Skin Care | June 23, 2019
Healthy skin does not only make you look great, it is an indicator of your overall health. Your skin, like all the other organs in your body, processes the nutrients from the food you eat, and uses it to fortify and renew itself. The natural ingredients in your food can speed the pace of exfoliation, cell renewal, and protect skin from the UV damage that causes brown spots and wrinkles. So a healthy diet, tailored to your specific needs, can have a substantial impact on your skin, hair and overall appearance
How diet affects your skin?
Naturally good skin is not entirely down to the luck of being passed good genes (although that does help!); it has a lot to do with your diet. Proper nutrition helps our skin age better. Eating the right foods can improve skin elasticity, facial wrinkling, roughness and colour, all of which lead to a better skin appearance. Our lead Dermatologist, Dr. Sachin Dhawan, explains the importance of good nutrition and why you should avoid certain foods in order to keep your skin healthy and acne-free.
Why is sugar bad for your skin?
Sugar, or processed foods which are rich in refined carbohydrates, have been shown to increase the risk of developing and/or aggravating acne. This has to do with the domino effect of increased glucose levels in the blood (refined carbs and sugary drinks are absorbed rapidly in the bloodstream), which results in an increase in insulin levels to shuttle the glucose into the cells for use, or store them as fat. The high levels of insulin the blood can lead to increased activity of hormones like androgen hormones and insulin-like growth factor 1 (IGF-1) - which lead to an increase in breakouts by boosting sebum production, among other things.
Dr. Sachin recommends a low-glycemic diet to his patients suffering from acne, to keep their insulin levels in check. Foods with a low glycemic index are digested more slowly, and cause a lower and slower rise in blood glucose, and thereby a slower rise in insulin. While some recent studies have suggested that diet may not be as closely associated with acne, as many doctors and patients alike will attest, following a healthy (whole grains, nuts, fruits and vegetables) diet consistently leads to positive results.
Does dairy cause breakouts?
There are several scientific studies that have shown a link between consuming dairy products and an increase in acne. While there hasn't been a "cause and effect" link established, doctors do see an improvement or reduction in breakouts for patients after they reduce or completely cut out dairy. While it is not clear how exactly milk exacerbates acne, it does lead to an increase in blood insulin levels, which in turn can worse acne. Cow’s milk also contains amino acids that stimulate the liver to produce more IGF-1, which as mentioned above leads to increased sebum production and thus breakouts.

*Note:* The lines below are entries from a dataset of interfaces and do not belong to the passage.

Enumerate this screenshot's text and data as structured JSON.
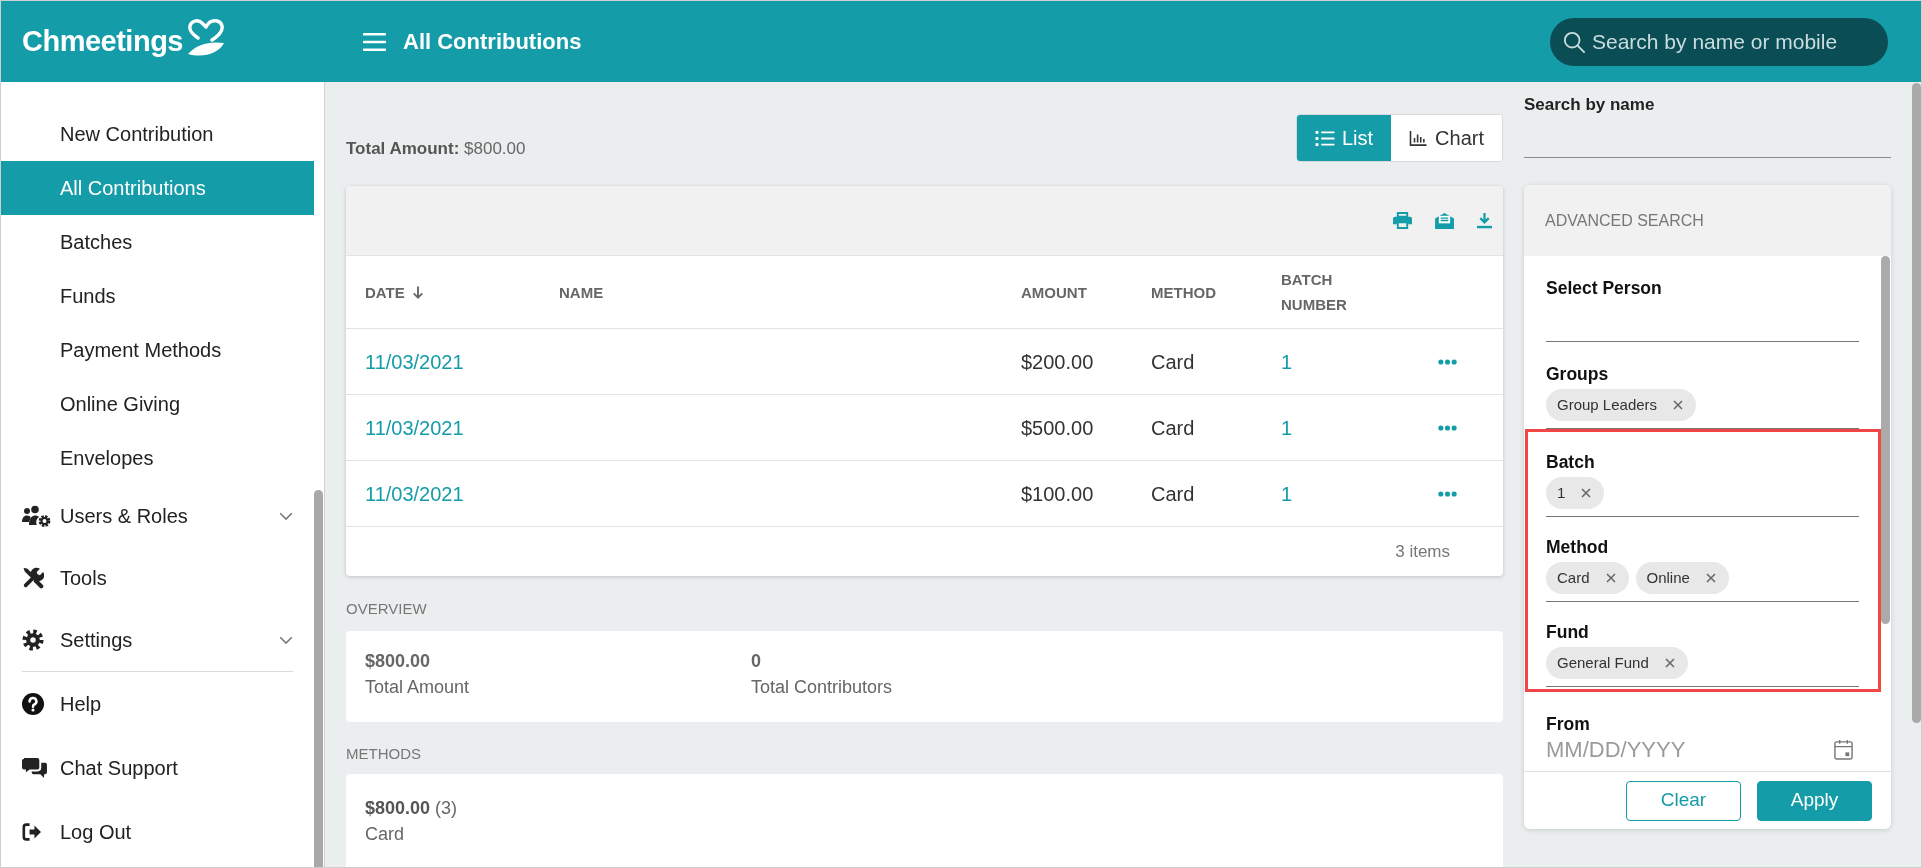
{
  "header": {
    "logo": "Chmeetings",
    "title": "All Contributions",
    "search": {
      "placeholder": "Search by name or mobile"
    }
  },
  "sidebar": {
    "sub_items": [
      {
        "label": "New Contribution",
        "selected": false
      },
      {
        "label": "All Contributions",
        "selected": true
      },
      {
        "label": "Batches",
        "selected": false
      },
      {
        "label": "Funds",
        "selected": false
      },
      {
        "label": "Payment Methods",
        "selected": false
      },
      {
        "label": "Online Giving",
        "selected": false
      },
      {
        "label": "Envelopes",
        "selected": false
      }
    ],
    "sections": [
      {
        "label": "Users & Roles",
        "kind": "group",
        "expanded": false,
        "selected": false
      },
      {
        "label": "Tools",
        "kind": "link",
        "selected": false
      },
      {
        "label": "Settings",
        "kind": "group",
        "expanded": false,
        "selected": false
      }
    ],
    "bottom_items": [
      {
        "label": "Help",
        "selected": false
      },
      {
        "label": "Chat Support",
        "selected": false
      },
      {
        "label": "Log Out",
        "selected": false
      }
    ]
  },
  "summary": {
    "text": "**Total Amount:** $800.00"
  },
  "view_toggle": [
    {
      "label": "List",
      "selected": true
    },
    {
      "label": "Chart",
      "selected": false
    }
  ],
  "table": {
    "columns": [
      {
        "label": "DATE",
        "sorted": true
      },
      {
        "label": "NAME",
        "sorted": false
      },
      {
        "label": "AMOUNT",
        "sorted": false
      },
      {
        "label": "METHOD",
        "sorted": false
      },
      {
        "label": "BATCH NUMBER",
        "sorted": false
      }
    ],
    "rows": [
      {
        "date": "11/03/2021",
        "amount": "$200.00",
        "method": "Card",
        "batch": "1"
      },
      {
        "date": "11/03/2021",
        "amount": "$500.00",
        "method": "Card",
        "batch": "1"
      },
      {
        "date": "11/03/2021",
        "amount": "$100.00",
        "method": "Card",
        "batch": "1"
      }
    ],
    "footer": "3 items"
  },
  "overview": {
    "title": "OVERVIEW",
    "stats": [
      {
        "value": "$800.00",
        "label": "Total Amount"
      },
      {
        "value": "0",
        "label": "Total Contributors"
      }
    ]
  },
  "methods": {
    "title": "METHODS",
    "items": [
      {
        "summary": "**$800.00** (3)",
        "label": "Card"
      }
    ]
  },
  "search_by_name": {
    "label": "Search by name"
  },
  "advanced_search": {
    "title": "ADVANCED SEARCH",
    "filters": [
      {
        "label": "Select Person",
        "kind": "chips",
        "highlighted": false
      },
      {
        "label": "Groups",
        "kind": "chips",
        "chips": [
          "Group Leaders"
        ],
        "highlighted": false
      },
      {
        "label": "Batch",
        "kind": "chips",
        "chips": [
          "1"
        ],
        "highlighted": true
      },
      {
        "label": "Method",
        "kind": "chips",
        "chips": [
          "Card",
          "Online"
        ],
        "highlighted": true
      },
      {
        "label": "Fund",
        "kind": "chips",
        "chips": [
          "General Fund"
        ],
        "highlighted": true
      },
      {
        "label": "From",
        "kind": "date",
        "placeholder": "MM/DD/YYYY",
        "highlighted": false
      }
    ],
    "buttons": [
      {
        "label": "Clear",
        "kind": "outline"
      },
      {
        "label": "Apply",
        "kind": "primary"
      }
    ]
  }
}
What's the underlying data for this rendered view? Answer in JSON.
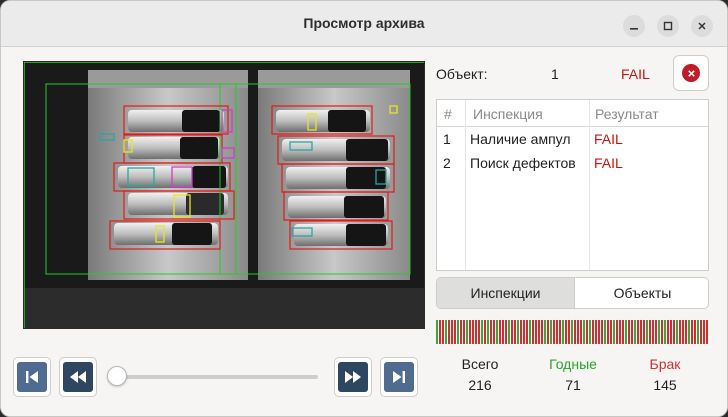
{
  "window": {
    "title": "Просмотр архива",
    "controls": [
      "minimize-icon",
      "maximize-icon",
      "close-icon"
    ]
  },
  "object": {
    "label": "Объект:",
    "number": "1",
    "result": "FAIL",
    "result_color": "#d01010"
  },
  "inspections_table": {
    "headers": [
      "#",
      "Инспекция",
      "Результат"
    ],
    "rows": [
      {
        "num": "1",
        "name": "Наличие ампул",
        "result": "FAIL"
      },
      {
        "num": "2",
        "name": "Поиск дефектов",
        "result": "FAIL"
      }
    ]
  },
  "tabs": [
    {
      "label": "Инспекции",
      "active": true
    },
    {
      "label": "Объекты",
      "active": false
    }
  ],
  "stats": {
    "total": {
      "label": "Всего",
      "value": "216",
      "color": "#222222"
    },
    "good": {
      "label": "Годные",
      "value": "71",
      "color": "#2aa52a"
    },
    "reject": {
      "label": "Брак",
      "value": "145",
      "color": "#d03030"
    }
  },
  "timeline": {
    "good_color": "#3da53d",
    "reject_color": "#c93030",
    "position": 0
  },
  "navigation": {
    "icons": [
      "skip-to-start-icon",
      "rewind-icon",
      "fast-forward-icon",
      "skip-to-end-icon"
    ]
  },
  "colors": {
    "accent_dark": "#2f4660",
    "accent": "#4f6b8f",
    "fail": "#d01010"
  }
}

Cutting out dairy products like milk, cheese and ice cream has been shown to reduce acne, and increasing your intake of other foods like green vegetables can compensate for your nutritional requirements of calcium and vitamins A & D.
What to eat for glowing skin?

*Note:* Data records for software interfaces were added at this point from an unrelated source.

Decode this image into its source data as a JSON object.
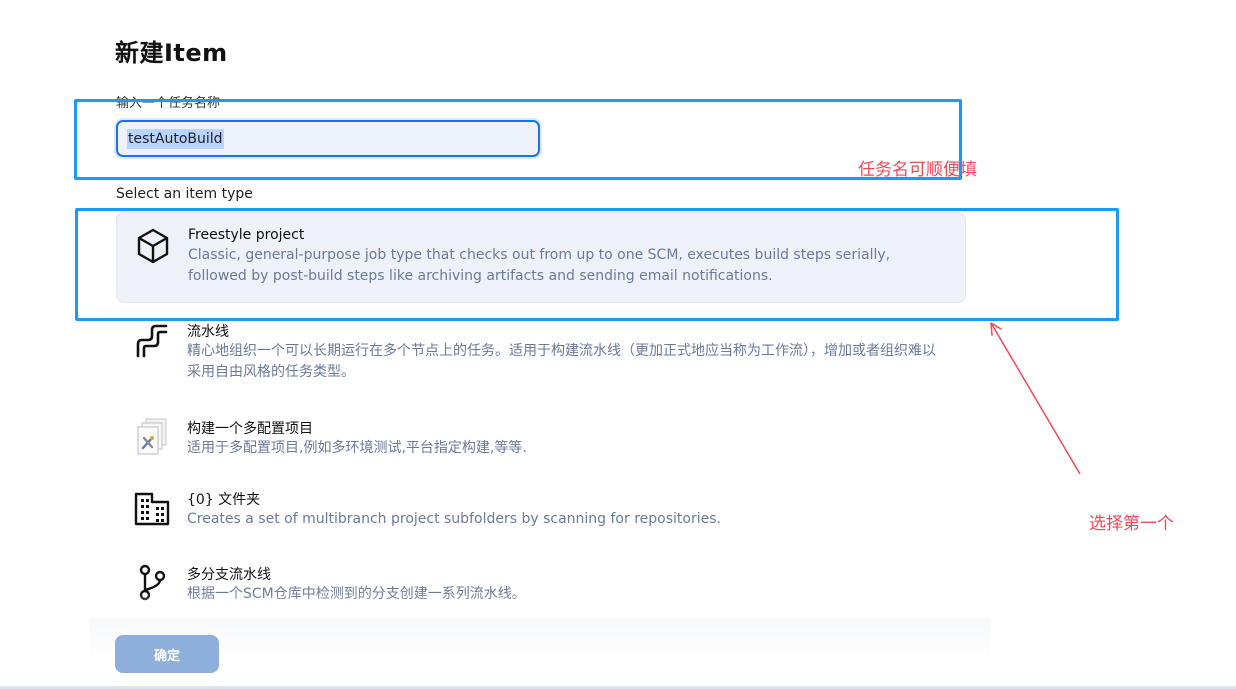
{
  "page": {
    "title": "新建Item",
    "name_label": "输入一个任务名称",
    "name_value": "testAutoBuild",
    "type_label": "Select an item type"
  },
  "items": [
    {
      "name": "Freestyle project",
      "description": "Classic, general-purpose job type that checks out from up to one SCM, executes build steps serially, followed by post-build steps like archiving artifacts and sending email notifications.",
      "icon": "freestyle-cube-icon",
      "selected": true
    },
    {
      "name": "流水线",
      "description": "精心地组织一个可以长期运行在多个节点上的任务。适用于构建流水线（更加正式地应当称为工作流），增加或者组织难以采用自由风格的任务类型。",
      "icon": "pipeline-icon",
      "selected": false
    },
    {
      "name": "构建一个多配置项目",
      "description": "适用于多配置项目,例如多环境测试,平台指定构建,等等.",
      "icon": "multi-config-icon",
      "selected": false
    },
    {
      "name": "{0} 文件夹",
      "description": "Creates a set of multibranch project subfolders by scanning for repositories.",
      "icon": "organization-folder-icon",
      "selected": false
    },
    {
      "name": "多分支流水线",
      "description": "根据一个SCM仓库中检测到的分支创建一系列流水线。",
      "icon": "multibranch-icon",
      "selected": false
    }
  ],
  "actions": {
    "ok_label": "确定"
  },
  "annotations": {
    "name_note": "任务名可顺便填",
    "select_note": "选择第一个",
    "box_color": "#1a9af5",
    "text_color": "#f04a5a"
  }
}
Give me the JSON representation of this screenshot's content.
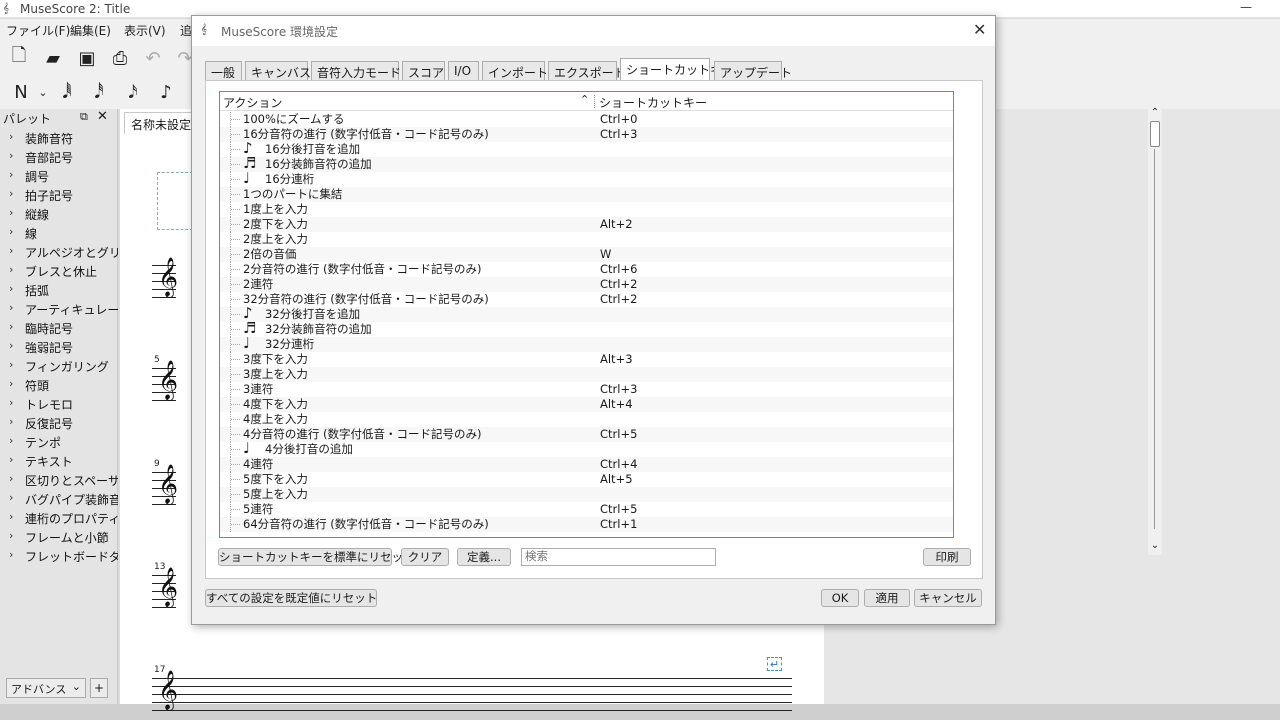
{
  "window": {
    "title": "MuseScore 2: Title"
  },
  "menu": [
    "ファイル(F)",
    "編集(E)",
    "表示(V)",
    "追"
  ],
  "palette": {
    "title": "パレット",
    "items": [
      "装飾音符",
      "音部記号",
      "調号",
      "拍子記号",
      "縦線",
      "線",
      "アルペジオとグリッサ",
      "ブレスと休止",
      "括弧",
      "アーティキュレーショ",
      "臨時記号",
      "強弱記号",
      "フィンガリング",
      "符頭",
      "トレモロ",
      "反復記号",
      "テンポ",
      "テキスト",
      "区切りとスペーサー",
      "バグパイプ装飾音",
      "連桁のプロパティ",
      "フレームと小節",
      "フレットボードダイア"
    ],
    "mode": "アドバンス",
    "add": "+"
  },
  "score": {
    "tab": "名称未設定",
    "measure_numbers": [
      "5",
      "9",
      "13",
      "17"
    ]
  },
  "dialog": {
    "title": "MuseScore 環境設定",
    "tabs": [
      "一般",
      "キャンバス",
      "音符入力モード",
      "スコア",
      "I/O",
      "インポート",
      "エクスポート",
      "ショートカットキー",
      "アップデート"
    ],
    "active_tab": "ショートカットキー",
    "columns": {
      "action": "アクション",
      "shortcut": "ショートカットキー"
    },
    "rows": [
      {
        "action": "100%にズームする",
        "shortcut": "Ctrl+0",
        "icon": ""
      },
      {
        "action": "16分音符の進行 (数字付低音・コード記号のみ)",
        "shortcut": "Ctrl+3",
        "icon": ""
      },
      {
        "action": "16分後打音を追加",
        "shortcut": "",
        "icon": "♪"
      },
      {
        "action": "16分装飾音符の追加",
        "shortcut": "",
        "icon": "♬"
      },
      {
        "action": "16分連桁",
        "shortcut": "",
        "icon": "♩"
      },
      {
        "action": "1つのパートに集結",
        "shortcut": "",
        "icon": ""
      },
      {
        "action": "1度上を入力",
        "shortcut": "",
        "icon": ""
      },
      {
        "action": "2度下を入力",
        "shortcut": "Alt+2",
        "icon": ""
      },
      {
        "action": "2度上を入力",
        "shortcut": "",
        "icon": ""
      },
      {
        "action": "2倍の音価",
        "shortcut": "W",
        "icon": ""
      },
      {
        "action": "2分音符の進行 (数字付低音・コード記号のみ)",
        "shortcut": "Ctrl+6",
        "icon": ""
      },
      {
        "action": "2連符",
        "shortcut": "Ctrl+2",
        "icon": ""
      },
      {
        "action": "32分音符の進行 (数字付低音・コード記号のみ)",
        "shortcut": "Ctrl+2",
        "icon": ""
      },
      {
        "action": "32分後打音を追加",
        "shortcut": "",
        "icon": "♪"
      },
      {
        "action": "32分装飾音符の追加",
        "shortcut": "",
        "icon": "♬"
      },
      {
        "action": "32分連桁",
        "shortcut": "",
        "icon": "♩"
      },
      {
        "action": "3度下を入力",
        "shortcut": "Alt+3",
        "icon": ""
      },
      {
        "action": "3度上を入力",
        "shortcut": "",
        "icon": ""
      },
      {
        "action": "3連符",
        "shortcut": "Ctrl+3",
        "icon": ""
      },
      {
        "action": "4度下を入力",
        "shortcut": "Alt+4",
        "icon": ""
      },
      {
        "action": "4度上を入力",
        "shortcut": "",
        "icon": ""
      },
      {
        "action": "4分音符の進行 (数字付低音・コード記号のみ)",
        "shortcut": "Ctrl+5",
        "icon": ""
      },
      {
        "action": "4分後打音の追加",
        "shortcut": "",
        "icon": "♩"
      },
      {
        "action": "4連符",
        "shortcut": "Ctrl+4",
        "icon": ""
      },
      {
        "action": "5度下を入力",
        "shortcut": "Alt+5",
        "icon": ""
      },
      {
        "action": "5度上を入力",
        "shortcut": "",
        "icon": ""
      },
      {
        "action": "5連符",
        "shortcut": "Ctrl+5",
        "icon": ""
      },
      {
        "action": "64分音符の進行 (数字付低音・コード記号のみ)",
        "shortcut": "Ctrl+1",
        "icon": ""
      }
    ],
    "buttons": {
      "reset_shortcuts": "ショートカットキーを標準にリセット",
      "clear": "クリア",
      "define": "定義...",
      "print": "印刷",
      "reset_all": "すべての設定を既定値にリセット",
      "ok": "OK",
      "apply": "適用",
      "cancel": "キャンセル"
    },
    "search_placeholder": "検索"
  }
}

A simple rule to follow when trying to figure out a healthy diet is - fill your plate with multi-coloured vegetables and/or fruits every day, choose whole grains like brown rice and quinoa over processed foods like maida and white-bread. Make sure your meals include:

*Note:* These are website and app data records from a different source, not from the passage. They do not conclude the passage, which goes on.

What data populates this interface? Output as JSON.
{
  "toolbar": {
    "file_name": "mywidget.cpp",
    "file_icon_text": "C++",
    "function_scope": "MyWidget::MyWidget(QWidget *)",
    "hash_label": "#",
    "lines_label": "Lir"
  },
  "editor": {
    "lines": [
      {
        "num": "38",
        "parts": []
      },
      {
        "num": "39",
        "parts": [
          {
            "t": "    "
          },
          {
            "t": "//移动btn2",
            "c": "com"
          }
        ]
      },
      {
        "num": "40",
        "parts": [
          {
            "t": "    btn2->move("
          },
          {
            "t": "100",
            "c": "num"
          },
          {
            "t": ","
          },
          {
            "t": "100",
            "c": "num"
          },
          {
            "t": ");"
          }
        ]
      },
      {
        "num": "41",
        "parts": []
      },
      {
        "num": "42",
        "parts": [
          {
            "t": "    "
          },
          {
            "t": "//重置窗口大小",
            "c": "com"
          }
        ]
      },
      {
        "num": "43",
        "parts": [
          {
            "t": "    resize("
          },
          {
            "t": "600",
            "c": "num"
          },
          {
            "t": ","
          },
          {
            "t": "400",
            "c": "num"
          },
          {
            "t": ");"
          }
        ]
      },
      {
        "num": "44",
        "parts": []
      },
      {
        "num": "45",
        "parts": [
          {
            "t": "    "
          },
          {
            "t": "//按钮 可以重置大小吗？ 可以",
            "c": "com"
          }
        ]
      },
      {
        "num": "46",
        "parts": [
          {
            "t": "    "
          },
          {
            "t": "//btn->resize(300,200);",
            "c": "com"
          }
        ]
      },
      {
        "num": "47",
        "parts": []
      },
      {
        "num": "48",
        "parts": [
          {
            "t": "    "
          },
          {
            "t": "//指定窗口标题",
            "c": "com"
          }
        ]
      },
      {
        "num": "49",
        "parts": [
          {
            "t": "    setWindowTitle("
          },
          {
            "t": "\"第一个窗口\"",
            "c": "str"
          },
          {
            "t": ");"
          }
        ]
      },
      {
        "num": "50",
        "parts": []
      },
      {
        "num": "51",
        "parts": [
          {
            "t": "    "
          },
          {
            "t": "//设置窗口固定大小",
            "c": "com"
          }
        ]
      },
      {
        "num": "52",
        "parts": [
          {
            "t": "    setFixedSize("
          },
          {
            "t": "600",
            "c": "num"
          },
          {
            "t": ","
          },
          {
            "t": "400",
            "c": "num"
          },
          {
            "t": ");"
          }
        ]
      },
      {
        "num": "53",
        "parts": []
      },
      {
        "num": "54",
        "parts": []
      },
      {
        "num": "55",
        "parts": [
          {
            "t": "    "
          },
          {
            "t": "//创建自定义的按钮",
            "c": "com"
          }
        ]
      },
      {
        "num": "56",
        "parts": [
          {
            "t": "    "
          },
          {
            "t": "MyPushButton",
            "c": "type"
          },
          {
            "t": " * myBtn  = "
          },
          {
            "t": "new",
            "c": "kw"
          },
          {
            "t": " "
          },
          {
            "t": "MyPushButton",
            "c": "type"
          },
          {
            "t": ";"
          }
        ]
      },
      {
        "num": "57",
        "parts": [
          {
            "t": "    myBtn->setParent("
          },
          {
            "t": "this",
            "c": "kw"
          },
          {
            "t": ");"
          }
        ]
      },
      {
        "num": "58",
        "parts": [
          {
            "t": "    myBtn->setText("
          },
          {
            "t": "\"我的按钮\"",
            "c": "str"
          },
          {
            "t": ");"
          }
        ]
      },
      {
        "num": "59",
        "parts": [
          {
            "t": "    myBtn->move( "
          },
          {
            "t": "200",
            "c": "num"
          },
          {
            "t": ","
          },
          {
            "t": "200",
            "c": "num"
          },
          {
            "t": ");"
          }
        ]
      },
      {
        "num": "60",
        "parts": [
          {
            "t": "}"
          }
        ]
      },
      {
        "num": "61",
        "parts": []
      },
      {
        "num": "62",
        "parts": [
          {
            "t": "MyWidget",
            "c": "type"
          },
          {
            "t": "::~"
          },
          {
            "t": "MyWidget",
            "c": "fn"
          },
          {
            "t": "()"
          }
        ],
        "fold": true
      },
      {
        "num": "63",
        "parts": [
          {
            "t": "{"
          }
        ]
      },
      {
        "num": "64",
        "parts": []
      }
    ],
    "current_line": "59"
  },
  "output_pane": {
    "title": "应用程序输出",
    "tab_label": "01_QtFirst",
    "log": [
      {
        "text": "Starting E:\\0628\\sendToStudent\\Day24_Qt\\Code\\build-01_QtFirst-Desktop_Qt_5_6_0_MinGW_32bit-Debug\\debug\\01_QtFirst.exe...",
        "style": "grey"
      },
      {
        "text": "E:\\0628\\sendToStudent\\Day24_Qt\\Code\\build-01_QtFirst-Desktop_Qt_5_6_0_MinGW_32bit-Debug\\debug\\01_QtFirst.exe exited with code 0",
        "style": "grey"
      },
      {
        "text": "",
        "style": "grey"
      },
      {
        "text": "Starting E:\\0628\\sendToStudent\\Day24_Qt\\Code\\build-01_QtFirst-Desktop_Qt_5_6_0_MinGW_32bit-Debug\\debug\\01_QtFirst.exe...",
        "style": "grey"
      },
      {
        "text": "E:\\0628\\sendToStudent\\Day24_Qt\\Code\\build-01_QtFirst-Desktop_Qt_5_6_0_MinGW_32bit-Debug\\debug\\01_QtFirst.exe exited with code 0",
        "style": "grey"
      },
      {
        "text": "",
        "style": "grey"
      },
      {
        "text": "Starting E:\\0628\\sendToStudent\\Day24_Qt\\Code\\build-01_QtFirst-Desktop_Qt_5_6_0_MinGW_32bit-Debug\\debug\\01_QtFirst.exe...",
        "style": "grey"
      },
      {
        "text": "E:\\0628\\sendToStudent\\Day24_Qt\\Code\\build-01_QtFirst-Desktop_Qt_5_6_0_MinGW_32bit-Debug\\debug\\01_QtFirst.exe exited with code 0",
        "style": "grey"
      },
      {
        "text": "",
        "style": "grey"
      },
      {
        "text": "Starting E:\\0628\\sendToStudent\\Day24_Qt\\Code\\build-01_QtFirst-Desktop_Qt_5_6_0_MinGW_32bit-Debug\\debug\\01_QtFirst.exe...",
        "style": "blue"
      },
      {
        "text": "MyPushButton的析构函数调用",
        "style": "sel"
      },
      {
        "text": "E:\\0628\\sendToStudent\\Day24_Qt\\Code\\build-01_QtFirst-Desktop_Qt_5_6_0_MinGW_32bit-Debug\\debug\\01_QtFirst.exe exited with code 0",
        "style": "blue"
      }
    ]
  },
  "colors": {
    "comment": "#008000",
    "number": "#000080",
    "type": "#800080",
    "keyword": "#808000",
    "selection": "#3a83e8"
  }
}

- Omega-3 fatty acids:regular consumption of foods rich in Omega-3s, like walnuts, fish, flax seeds and soybeans, has been linked to a reduced risk of developing acne (and it is great heart health!).
- Vitamins A, D, E and zinc:These nutrients play crucial roles in skin and immune health and may help prevent acne, so don't hold back on carrots, green leafy vegetables and almonds
- Vitamin B & C: an anti-oxidant involved in the synthesis of collagen, vitamin C is a powerful nutrient for healthy skin. Many fruits, including mangoes, papayas, pomegranates, berries, amla, oranges, guavas and vegetables like broccoli, bell pepper, beet root and cauliflowers are rich in these super vitamins and antioxidants.
- Whole grains: Cutting down on overly-processed carbs can have a dramatic effect on your skin. Opt for fiber-rich whole grains like brown rice and quinoa, which are also rich in other vitamins and minerals that have been proven to improve your overall health.
Ultimately, if you don't eat well, you don't look well. A bad diet, lack of hydration or too much stress ...it all starts showing up on your skin. And if you don't take care of your overall health, an external application of even the best skin and cosmetic products will have very limited impact on your skin!
What's the right skin diet for me?
If you would like to understand your skin better, and get advice on the diet that is best for your needs, you can consult with Dr. Sachin Dhawan to get a thorough evaluation and personalised diet and skin health advice. Book an appointment at the Clinic or consult online using the Skin 'n Smiles app!